As requested, the pouch has a zipper
and a little internal pocket for ear buds. I sort of used this pattern, with some modifications.

This was a fun swap and project, though I've got to say that if I was making this pattern again, I would rework it so I didn't have to put the zipper in by hand. That was a serious pain, and I wasn't happy with how messy the stitching looked. Ah well. "Tomorrow is another day"...

Monday, June 9, 2014

Remember that DIY Bath Remodel

I realized today that I never posted any finished pictures of my do-it-yourself bath remodel. I mentioned it nearly a year ago way down at the bottom of this post.

The photo on the left shows the room at it's very best... blah even at Christmas, and what were they thinking with that honking big sink in such a tiny room? At the time of my post last year, it looked like the photo on the right. I had pulled up the 1980's marble floor tiles and (as expected) found wonderful 1930's hex tiles underneath.
And then I started pulling tile off the walls. Oops. Guess I'm not going to be slapping new tile up over that backing. 
So I hired a handyman to help me with the wall board and a bit of carpentry.
While he was working on that, I decided I needed to strip 80 plus years of paint off the doors and door hardware. That old crock-pot works great to get the paint to loosen up from the nickle plated brass hinges and door knobs. Just put the metal pieces in the crock-pot with warm water and a bit of dish soap. Turn it on low and let it "cook" for several hours. The paint softens up and slides right off.  
Once the handyman was done I added some glass tile for a back splash, and painted the walls a bright sunny yellow.
The whole color scheme was worked around this fabric I fell in love with and had to have for a shower curtain. Designed by Pat Bravo for Art Gallery, it is from the Retro-Spective line described as "bringing you back in time, ...features designs from the 40's with the original colors of that period". 
I thought the yellow was a little too mustardy for the walls, so went with a shade more like lemon pudding. 
Now that I have lived with it for several months, I must say I don't love it. Kind of wish I had chosen something a little more
And I may get around to painting in there again this summer.
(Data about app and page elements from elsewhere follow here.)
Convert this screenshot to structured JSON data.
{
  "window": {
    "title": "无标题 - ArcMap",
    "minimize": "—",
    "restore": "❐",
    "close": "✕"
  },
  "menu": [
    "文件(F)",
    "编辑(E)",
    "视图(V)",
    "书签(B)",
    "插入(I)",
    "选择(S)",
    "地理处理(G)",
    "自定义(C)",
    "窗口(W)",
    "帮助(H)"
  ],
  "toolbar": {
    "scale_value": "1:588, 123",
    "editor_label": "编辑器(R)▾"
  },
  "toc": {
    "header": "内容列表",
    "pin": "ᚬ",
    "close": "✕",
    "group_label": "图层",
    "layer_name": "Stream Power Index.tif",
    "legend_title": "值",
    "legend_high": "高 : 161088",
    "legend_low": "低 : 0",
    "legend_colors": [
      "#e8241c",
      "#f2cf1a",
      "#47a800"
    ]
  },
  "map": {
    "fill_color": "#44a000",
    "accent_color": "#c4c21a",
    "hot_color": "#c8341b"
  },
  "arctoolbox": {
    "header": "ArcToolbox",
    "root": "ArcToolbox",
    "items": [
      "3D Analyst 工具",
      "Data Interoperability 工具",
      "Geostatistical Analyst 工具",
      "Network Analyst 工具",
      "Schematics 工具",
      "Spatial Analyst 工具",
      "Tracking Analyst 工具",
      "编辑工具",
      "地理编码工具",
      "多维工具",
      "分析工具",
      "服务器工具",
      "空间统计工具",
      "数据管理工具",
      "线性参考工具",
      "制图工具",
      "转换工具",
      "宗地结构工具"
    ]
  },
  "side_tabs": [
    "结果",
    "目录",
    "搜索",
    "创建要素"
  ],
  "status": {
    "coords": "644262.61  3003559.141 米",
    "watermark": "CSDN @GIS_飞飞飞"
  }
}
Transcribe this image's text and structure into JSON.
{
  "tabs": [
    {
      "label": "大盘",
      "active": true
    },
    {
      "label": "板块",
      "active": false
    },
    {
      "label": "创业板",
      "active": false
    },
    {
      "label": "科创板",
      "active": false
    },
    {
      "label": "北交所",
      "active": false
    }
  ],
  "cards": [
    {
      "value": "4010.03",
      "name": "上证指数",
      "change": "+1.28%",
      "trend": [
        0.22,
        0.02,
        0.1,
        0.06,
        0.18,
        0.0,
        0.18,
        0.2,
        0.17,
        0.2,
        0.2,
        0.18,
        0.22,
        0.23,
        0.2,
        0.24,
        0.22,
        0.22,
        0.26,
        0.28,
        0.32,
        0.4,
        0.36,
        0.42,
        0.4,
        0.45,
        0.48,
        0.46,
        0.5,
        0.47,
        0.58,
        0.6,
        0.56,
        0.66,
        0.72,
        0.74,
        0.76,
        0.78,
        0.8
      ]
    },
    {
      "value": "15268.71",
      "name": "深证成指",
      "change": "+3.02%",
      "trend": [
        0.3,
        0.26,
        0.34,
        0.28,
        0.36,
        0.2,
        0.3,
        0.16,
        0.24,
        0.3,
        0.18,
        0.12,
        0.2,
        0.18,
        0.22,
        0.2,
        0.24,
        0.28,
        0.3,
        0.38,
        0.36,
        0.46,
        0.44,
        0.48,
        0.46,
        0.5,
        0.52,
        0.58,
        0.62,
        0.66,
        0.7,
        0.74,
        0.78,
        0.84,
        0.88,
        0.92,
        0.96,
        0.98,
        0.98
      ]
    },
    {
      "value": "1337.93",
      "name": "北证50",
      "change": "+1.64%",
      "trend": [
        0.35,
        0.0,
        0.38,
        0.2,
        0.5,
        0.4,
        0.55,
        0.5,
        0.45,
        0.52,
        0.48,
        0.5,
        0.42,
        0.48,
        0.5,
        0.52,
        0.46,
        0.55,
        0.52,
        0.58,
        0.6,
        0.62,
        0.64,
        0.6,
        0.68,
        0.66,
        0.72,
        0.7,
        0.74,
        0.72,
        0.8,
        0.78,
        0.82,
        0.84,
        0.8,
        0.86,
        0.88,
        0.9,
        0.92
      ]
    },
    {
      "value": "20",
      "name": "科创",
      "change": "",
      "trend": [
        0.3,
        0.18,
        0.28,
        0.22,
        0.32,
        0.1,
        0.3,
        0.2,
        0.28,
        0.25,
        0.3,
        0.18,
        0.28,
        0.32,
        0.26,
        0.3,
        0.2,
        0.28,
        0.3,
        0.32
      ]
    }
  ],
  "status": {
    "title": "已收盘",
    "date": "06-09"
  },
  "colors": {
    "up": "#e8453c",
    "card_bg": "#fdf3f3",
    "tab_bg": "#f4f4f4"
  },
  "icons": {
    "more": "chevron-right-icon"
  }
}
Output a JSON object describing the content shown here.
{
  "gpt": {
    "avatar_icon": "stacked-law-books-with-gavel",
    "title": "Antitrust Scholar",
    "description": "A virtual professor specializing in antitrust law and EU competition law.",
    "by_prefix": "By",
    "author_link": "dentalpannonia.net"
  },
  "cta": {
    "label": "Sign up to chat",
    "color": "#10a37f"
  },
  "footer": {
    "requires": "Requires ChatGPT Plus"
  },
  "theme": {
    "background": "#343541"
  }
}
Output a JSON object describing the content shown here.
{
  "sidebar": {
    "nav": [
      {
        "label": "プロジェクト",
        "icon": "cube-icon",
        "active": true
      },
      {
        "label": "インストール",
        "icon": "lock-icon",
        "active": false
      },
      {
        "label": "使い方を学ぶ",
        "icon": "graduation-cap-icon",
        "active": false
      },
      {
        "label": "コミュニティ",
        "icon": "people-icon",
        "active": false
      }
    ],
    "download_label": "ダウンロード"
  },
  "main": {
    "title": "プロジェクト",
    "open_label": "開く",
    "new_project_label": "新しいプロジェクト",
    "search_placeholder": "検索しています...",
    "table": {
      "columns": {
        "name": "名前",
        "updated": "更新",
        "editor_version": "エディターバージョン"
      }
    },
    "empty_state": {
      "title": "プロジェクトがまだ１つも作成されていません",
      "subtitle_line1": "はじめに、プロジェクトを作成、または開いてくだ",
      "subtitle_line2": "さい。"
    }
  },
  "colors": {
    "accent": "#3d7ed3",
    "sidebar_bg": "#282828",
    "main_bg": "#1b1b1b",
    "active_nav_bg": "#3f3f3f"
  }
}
Fortunately it's not a big space to paint.
I do love this cute little basket I made out of fabric scraps. It's all wrapped - not a bit of stitching. 
And the work to strip the doors was probably worth it. Of course there is no telling how many brain cells the chemicals and lead paint killed off.
This was my real nemesis. Don't let anyone tell you it's easy to drill through ceramic tile. Even with a great drill and the correct bit, it took hours. Never again.

But I adore the top down/bottom up shade. It is just the color of the tile and lets in lots of light, and a view of the trees and sky, without letting anyone peer in. All in all I'm happy with the project, and would definitely DIY again with some handyman help.